At court, the new emperor's ability to respond was hamstrung by his father's insistence on ruling from retirement until his death in 1799 and by the continued influence of Heshen, the former emperor's corrupt favorite.
Here, Wang shows how Jiaqing used the external crises of the rebellion to resolve an intemal crisis: his struggles to remove Heshen and his clique from power at court.

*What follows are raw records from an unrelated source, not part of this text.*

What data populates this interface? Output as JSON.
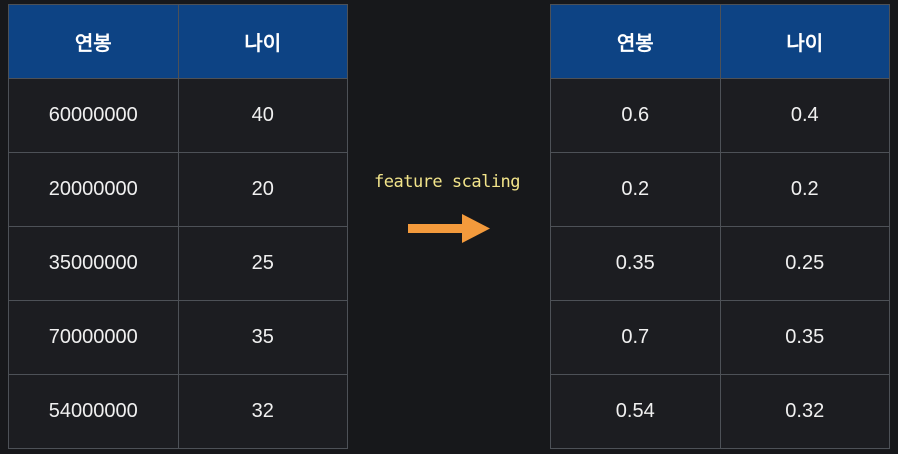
{
  "left_table": {
    "headers": [
      "연봉",
      "나이"
    ],
    "rows": [
      [
        "60000000",
        "40"
      ],
      [
        "20000000",
        "20"
      ],
      [
        "35000000",
        "25"
      ],
      [
        "70000000",
        "35"
      ],
      [
        "54000000",
        "32"
      ]
    ]
  },
  "transform": {
    "label": "feature scaling",
    "arrow_color": "#f39a3c"
  },
  "right_table": {
    "headers": [
      "연봉",
      "나이"
    ],
    "rows": [
      [
        "0.6",
        "0.4"
      ],
      [
        "0.2",
        "0.2"
      ],
      [
        "0.35",
        "0.25"
      ],
      [
        "0.7",
        "0.35"
      ],
      [
        "0.54",
        "0.32"
      ]
    ]
  },
  "colors": {
    "header_bg": "#0d4384",
    "cell_bg": "#1c1d21",
    "page_bg": "#17181b",
    "label_color": "#f2e48a"
  }
}
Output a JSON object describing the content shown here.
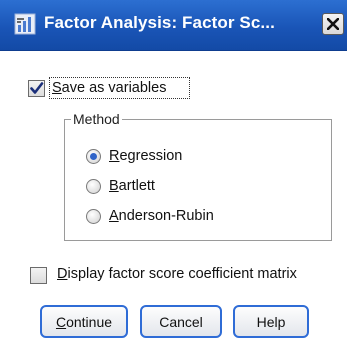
{
  "window": {
    "title": "Factor Analysis: Factor Sc...",
    "title_icon": "factor-analysis-icon",
    "close_icon": "close-icon"
  },
  "save_as_variables": {
    "checked": true,
    "label_pre": "",
    "label_mnemonic": "S",
    "label_post": "ave as variables"
  },
  "method": {
    "group_title": "Method",
    "options": [
      {
        "mnemonic": "R",
        "rest": "egression",
        "selected": true
      },
      {
        "mnemonic": "B",
        "rest": "artlett",
        "selected": false
      },
      {
        "mnemonic": "A",
        "rest": "nderson-Rubin",
        "selected": false
      }
    ]
  },
  "display_matrix": {
    "checked": false,
    "label_mnemonic": "D",
    "label_post": "isplay factor score coefficient matrix"
  },
  "buttons": {
    "continue": {
      "mnemonic": "C",
      "rest": "ontinue"
    },
    "cancel": "Cancel",
    "help": "Help"
  },
  "colors": {
    "titlebar": "#1a55b7",
    "button_border": "#2f6cd6",
    "radio_selected": "#2f63c8"
  }
}
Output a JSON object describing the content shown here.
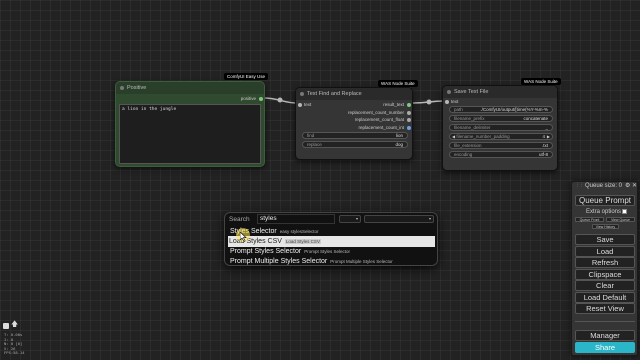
{
  "nodes": {
    "positive": {
      "title": "Positive",
      "badge": "ComfyUI Easy Use",
      "output_label": "positive",
      "text": "a lion in the jungle",
      "color": "#2f4a2f"
    },
    "find_replace": {
      "title": "Text Find and Replace",
      "badge": "WAS Node Suite",
      "input_label": "text",
      "outputs": [
        "result_text",
        "replacement_count_number",
        "replacement_count_float",
        "replacement_count_int"
      ],
      "find_label": "find",
      "find_value": "lion",
      "replace_label": "replace",
      "replace_value": "dog"
    },
    "save_text": {
      "title": "Save Text File",
      "badge": "WAS Node Suite",
      "input_label": "text",
      "widgets": [
        {
          "label": "path",
          "value": "./ComfyUI/output/[time(%Y-%m-%"
        },
        {
          "label": "filename_prefix",
          "value": "concatenate"
        },
        {
          "label": "filename_delimiter",
          "value": "_"
        },
        {
          "label": "filename_number_padding",
          "value": "4"
        },
        {
          "label": "file_extension",
          "value": ".txt"
        },
        {
          "label": "encoding",
          "value": "utf-8"
        }
      ]
    }
  },
  "search": {
    "label": "Search",
    "query": "styles",
    "results": [
      {
        "name": "Styles Selector",
        "desc": "easy stylesSelector"
      },
      {
        "name": "Load Styles CSV",
        "desc": "Load Styles CSV"
      },
      {
        "name": "Prompt Styles Selector",
        "desc": "Prompt Styles Selector"
      },
      {
        "name": "Prompt Multiple Styles Selector",
        "desc": "Prompt Multiple Styles Selector"
      }
    ]
  },
  "menu": {
    "queue_size": "Queue size: 0",
    "queue_prompt": "Queue Prompt",
    "extra_options": "Extra options",
    "queue_front": "Queue Front",
    "view_queue": "View Queue",
    "view_history": "View History",
    "save": "Save",
    "load": "Load",
    "refresh": "Refresh",
    "clipspace": "Clipspace",
    "clear": "Clear",
    "load_default": "Load Default",
    "reset_view": "Reset View",
    "manager": "Manager",
    "share": "Share",
    "share_color": "#2bb5c9"
  },
  "stats": [
    "T: 0.00s",
    "I: 0",
    "N: 0 [0]",
    "V: 26",
    "FPS:58.14"
  ],
  "colors": {
    "link": "#b7b7b7",
    "output_port": "#7ec97e",
    "int_port": "#6aa0e0"
  }
}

(28) Setting the tone, Emperor Qianlong changed the name of Wu Tianban ("Heaven's-half Wu) to Wu Bansheng [TEXT NOT REPRODUCIBLE IN ASCII] ("Half-a-life" Wu), indicating that this rebel had no connection with Heaven and indeed was not long for this world.29 Upon Wu's capture in late 1795, Governor-general Fu'kangan described him as "crafty by nature, having incited the masses and perpetrated wrongs." (30) The Grand Council similarly observed that Wu Tianban had "incited and enticed the Miao, led the masses to burn and rob...and everywhere assisted evil and perpetrated wickedness." (31) In similar form, Grand Councilor Heshen wrote that the "exceedingly evil, unreasonable, unlawful, and rebellious Miao" Shi Sanbao "was the first to lead the masses in the uprising on the pretext of madness.
(36) Heshen repeated this rhetoric, concluding with the final bureaucratic verdict that the Miao kings, like Wu Sangui, had performed "the most grievous crimes to the vilest degree" (zui da eji [TEXT NOT REPRODUCIBLE IN ASCII]).

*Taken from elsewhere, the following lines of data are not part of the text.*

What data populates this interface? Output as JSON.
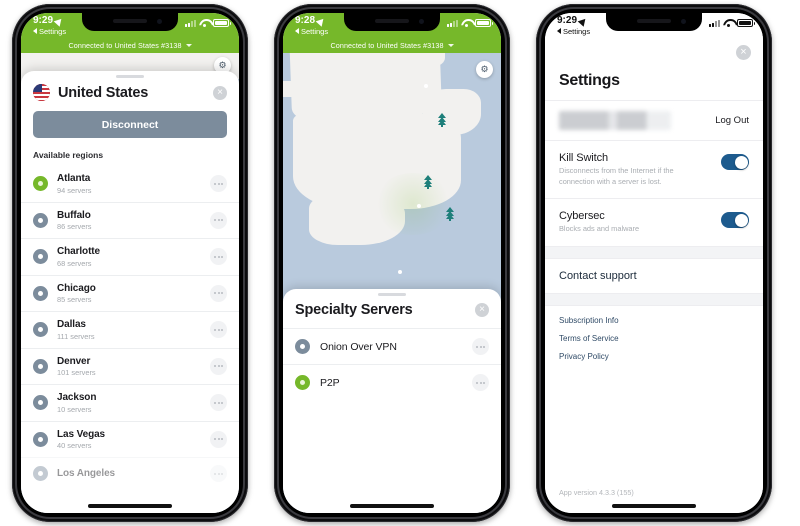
{
  "phones": [
    {
      "id": "phone-country-list",
      "status_bar": {
        "time": "9:29",
        "back_label": "Settings",
        "location_icon": "location-arrow-icon",
        "signal_icon": "cellular-signal-icon",
        "wifi_icon": "wifi-icon",
        "battery_icon": "battery-icon"
      },
      "connection_banner": {
        "text": "Connected to United States #3138",
        "chevron_icon": "chevron-down-icon"
      },
      "sheet": {
        "flag_icon": "us-flag-icon",
        "title": "United States",
        "close_icon": "close-icon",
        "disconnect_label": "Disconnect",
        "section_label": "Available regions",
        "regions": [
          {
            "name": "Atlanta",
            "servers": "94 servers",
            "active": true
          },
          {
            "name": "Buffalo",
            "servers": "86 servers",
            "active": false
          },
          {
            "name": "Charlotte",
            "servers": "68 servers",
            "active": false
          },
          {
            "name": "Chicago",
            "servers": "85 servers",
            "active": false
          },
          {
            "name": "Dallas",
            "servers": "111 servers",
            "active": false
          },
          {
            "name": "Denver",
            "servers": "101 servers",
            "active": false
          },
          {
            "name": "Jackson",
            "servers": "10 servers",
            "active": false
          },
          {
            "name": "Las Vegas",
            "servers": "40 servers",
            "active": false
          },
          {
            "name": "Los Angeles",
            "servers": "",
            "active": false
          }
        ]
      }
    },
    {
      "id": "phone-map-specialty",
      "status_bar": {
        "time": "9:28",
        "back_label": "Settings"
      },
      "connection_banner": {
        "text": "Connected to United States #3138",
        "chevron_icon": "chevron-down-icon"
      },
      "map": {
        "gear_icon": "map-settings-gear-icon"
      },
      "sheet": {
        "title": "Specialty Servers",
        "close_icon": "close-icon",
        "servers": [
          {
            "name": "Onion Over VPN",
            "active": false
          },
          {
            "name": "P2P",
            "active": true
          }
        ]
      }
    },
    {
      "id": "phone-settings",
      "status_bar": {
        "time": "9:29",
        "back_label": "Settings"
      },
      "settings": {
        "close_icon": "close-icon",
        "title": "Settings",
        "account_email_masked": "",
        "logout_label": "Log Out",
        "toggles": [
          {
            "name": "Kill Switch",
            "desc": "Disconnects from the Internet if the connection with a server is lost.",
            "on": true
          },
          {
            "name": "Cybersec",
            "desc": "Blocks ads and malware",
            "on": true
          }
        ],
        "contact_label": "Contact support",
        "links": [
          "Subscription Info",
          "Terms of Service",
          "Privacy Policy"
        ],
        "app_version": "App version 4.3.3 (155)"
      }
    }
  ],
  "colors": {
    "brand_green": "#76b82a",
    "disconnect_gray": "#7c8c9c",
    "toggle_blue": "#1d5b8e",
    "map_water": "#b9cadd",
    "map_land": "#f2f1ef",
    "pin_blue": "#1d4f7c",
    "tree_teal": "#1e7f7a"
  }
}
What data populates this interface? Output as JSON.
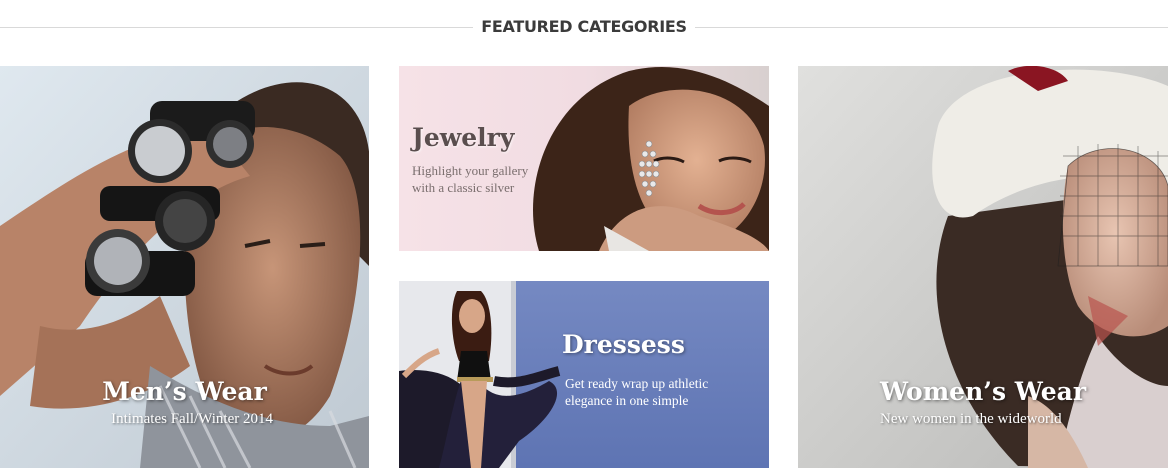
{
  "section": {
    "title": "FEATURED CATEGORIES"
  },
  "categories": [
    {
      "title": "Men’s Wear",
      "subtitle": "Intimates Fall/Winter 2014"
    },
    {
      "title": "Jewelry",
      "subtitle": "Highlight your gallery with a classic silver"
    },
    {
      "title": "Dressess",
      "subtitle": "Get ready wrap up athletic elegance in one simple"
    },
    {
      "title": "Women’s Wear",
      "subtitle": "New women in the wideworld"
    }
  ],
  "colors": {
    "header_text": "#3b3b3b",
    "header_line": "#d9d9d9",
    "jewelry_bg": "#f3dde4",
    "dresses_sky": "#6d82bd",
    "womens_bg": "#d6d6d4",
    "mens_bg": "#dbe3ea"
  }
}
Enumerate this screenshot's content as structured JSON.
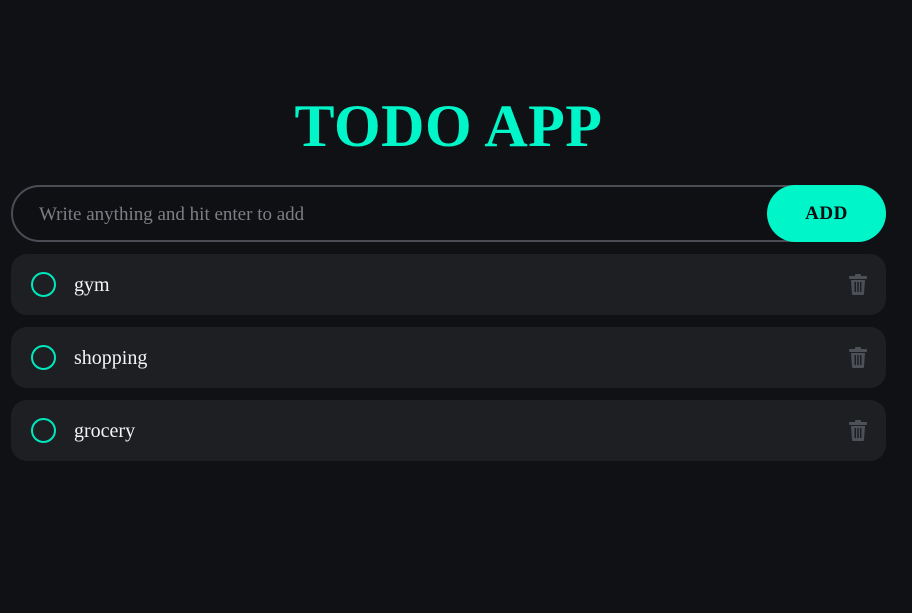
{
  "app": {
    "title": "TODO APP"
  },
  "input": {
    "placeholder": "Write anything and hit enter to add",
    "value": ""
  },
  "add_button": {
    "label": "ADD"
  },
  "todos": [
    {
      "text": "gym",
      "completed": false,
      "delete_icon": "trash-icon"
    },
    {
      "text": "shopping",
      "completed": false,
      "delete_icon": "trash-icon"
    },
    {
      "text": "grocery",
      "completed": false,
      "delete_icon": "trash-icon"
    }
  ],
  "colors": {
    "background": "#0f1115",
    "accent": "#00f5c8",
    "item_background": "#1d1f23",
    "input_border": "#4a4d53",
    "text": "#f4f4f4",
    "placeholder": "#7d7f84",
    "icon_muted": "#4d5057"
  }
}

(44) Wu Tianban and Shi Sanbao were sent on to the capital, but on Heshen's recommendation the crimes of the culprits were announced to the people of west Hunan in order to "realize the laws of the nation and quicken their hearts" (yi zhang guo xian, er kuai ren xin [TEXT NOT REPRODUCIBLE IN ASCII]).

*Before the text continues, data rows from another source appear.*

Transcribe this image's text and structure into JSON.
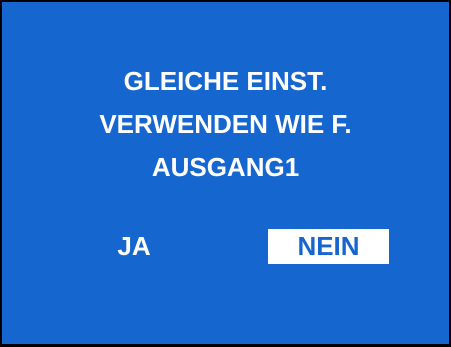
{
  "dialog": {
    "message_lines": [
      "GLEICHE EINST.",
      "VERWENDEN WIE F.",
      "AUSGANG1"
    ],
    "options": {
      "yes_label": "JA",
      "no_label": "NEIN",
      "selected": "NEIN"
    }
  },
  "colors": {
    "background": "#1666cf",
    "text": "#ffffff",
    "selected_background": "#ffffff",
    "selected_text": "#1666cf",
    "border": "#000000"
  }
}
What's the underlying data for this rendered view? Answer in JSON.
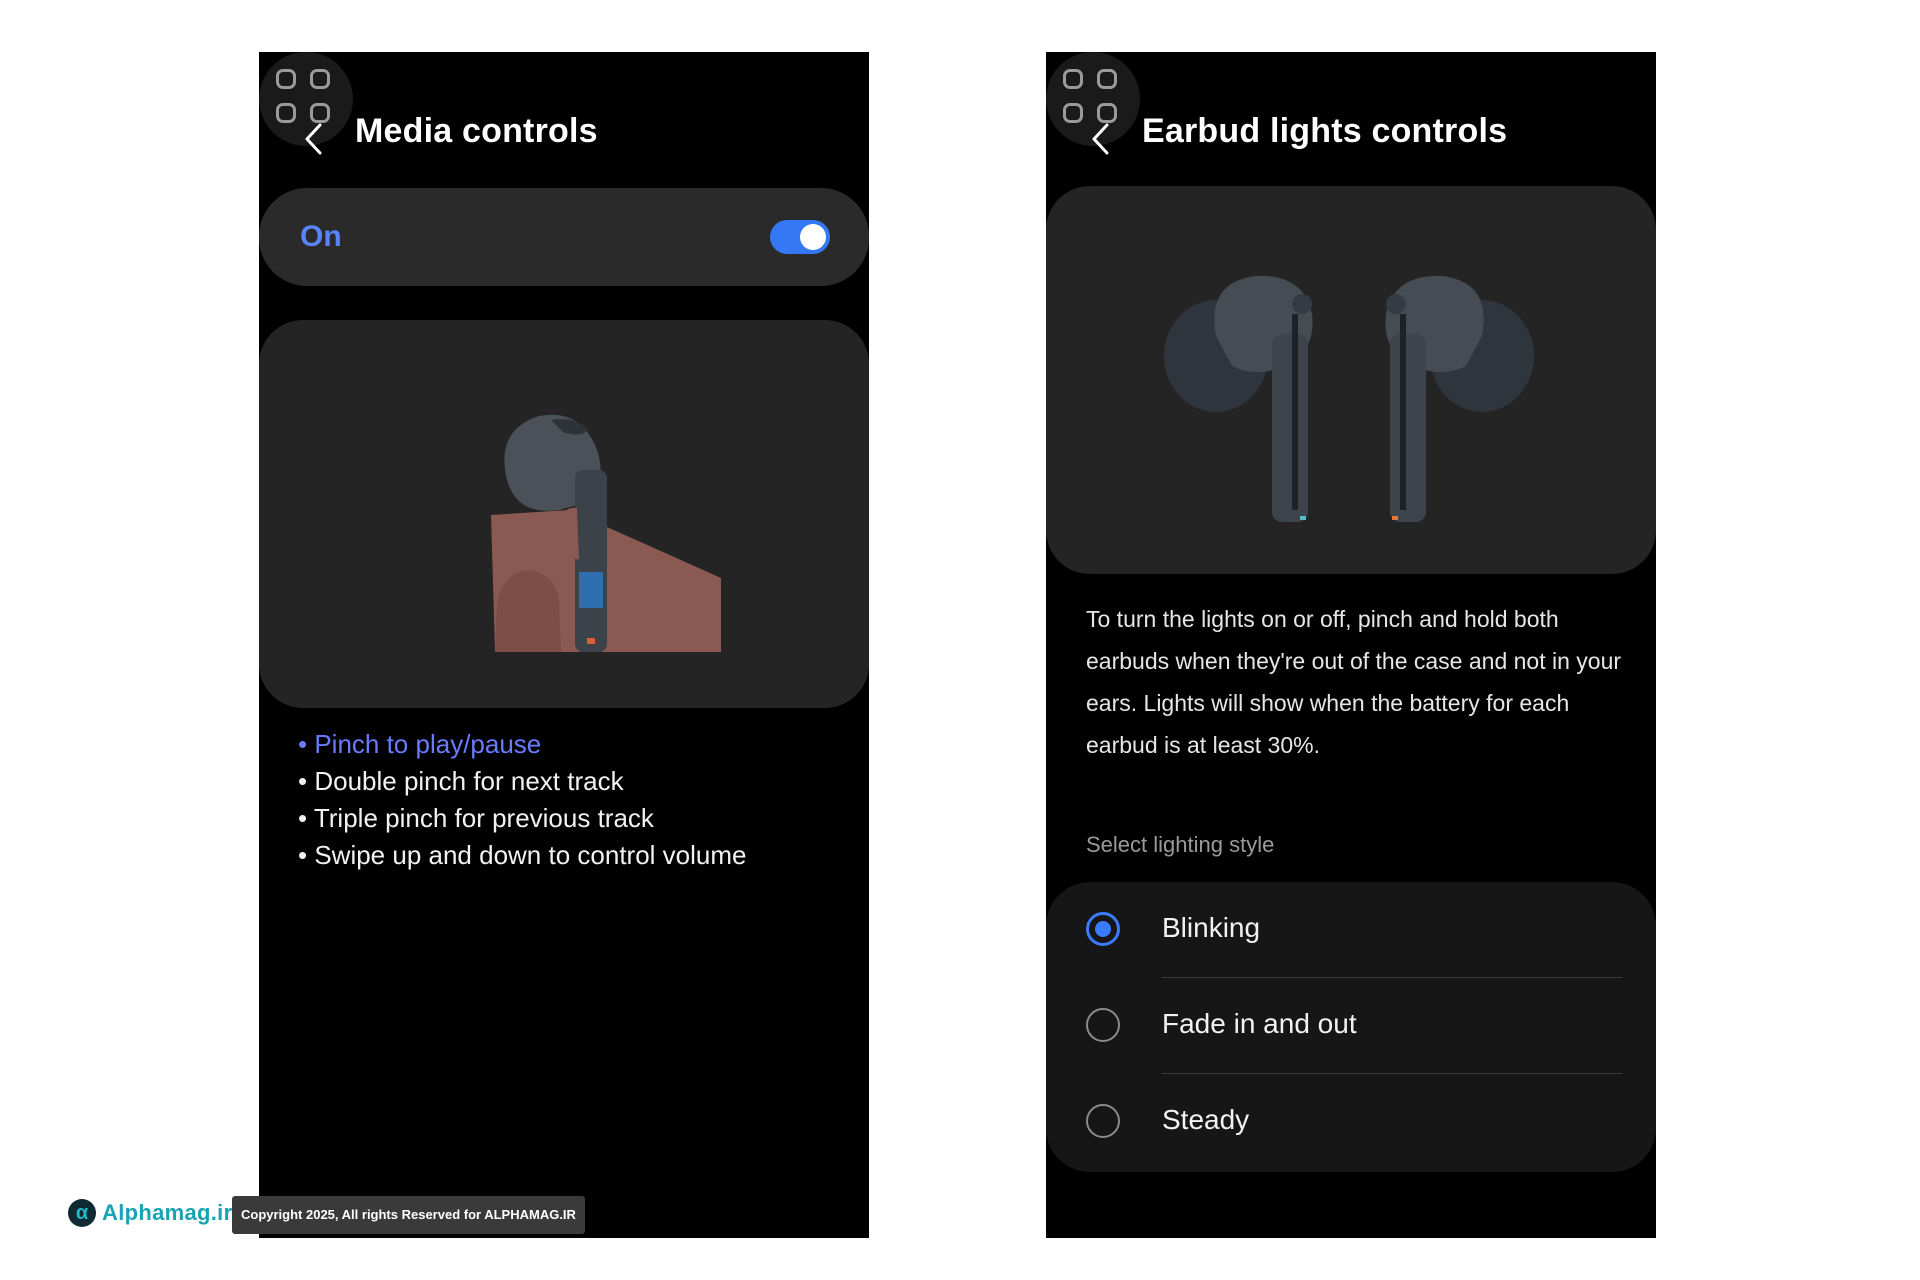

In the case examined here, the tone was set and structured by the Qianlong emperor, as well as perpetuated by the Grand Council and favored ministers such as Heshen and Fukang'an.
Grand Councilor Heshen [TEXT NOT REPRODUCIBLE IN ASCII] (1750-99) noted that Wu Sangui had "the most grievous crimes to the vilest degree." "How then could [Shi and others] have said that Wu Tianban was Wu Sangui transmigrated and titled him Wu King?!" See QQMQDS, vol.
Bang and Heshen (2000) developed two regime linear stream speed--flow relationship with a break point at V/C ratio of 0.85 for urban and inter urban sites in Henan and Hebei provinces in China for two lane undivided roads.
He learned the Emperor's first minister, Heshen, who was also his lover and his son-in-law, was the only person Qian Long trusted, and Heshen acted as gatekeeper to the Emperor (Peyrefitte, 1992/1989, p.163).
As a young man Qianlong had fallen passionately in love with his father's concubine, Machia, and in his sixties the passion was transferred to a male lover, Heshen, Machia's supposed reincarnation.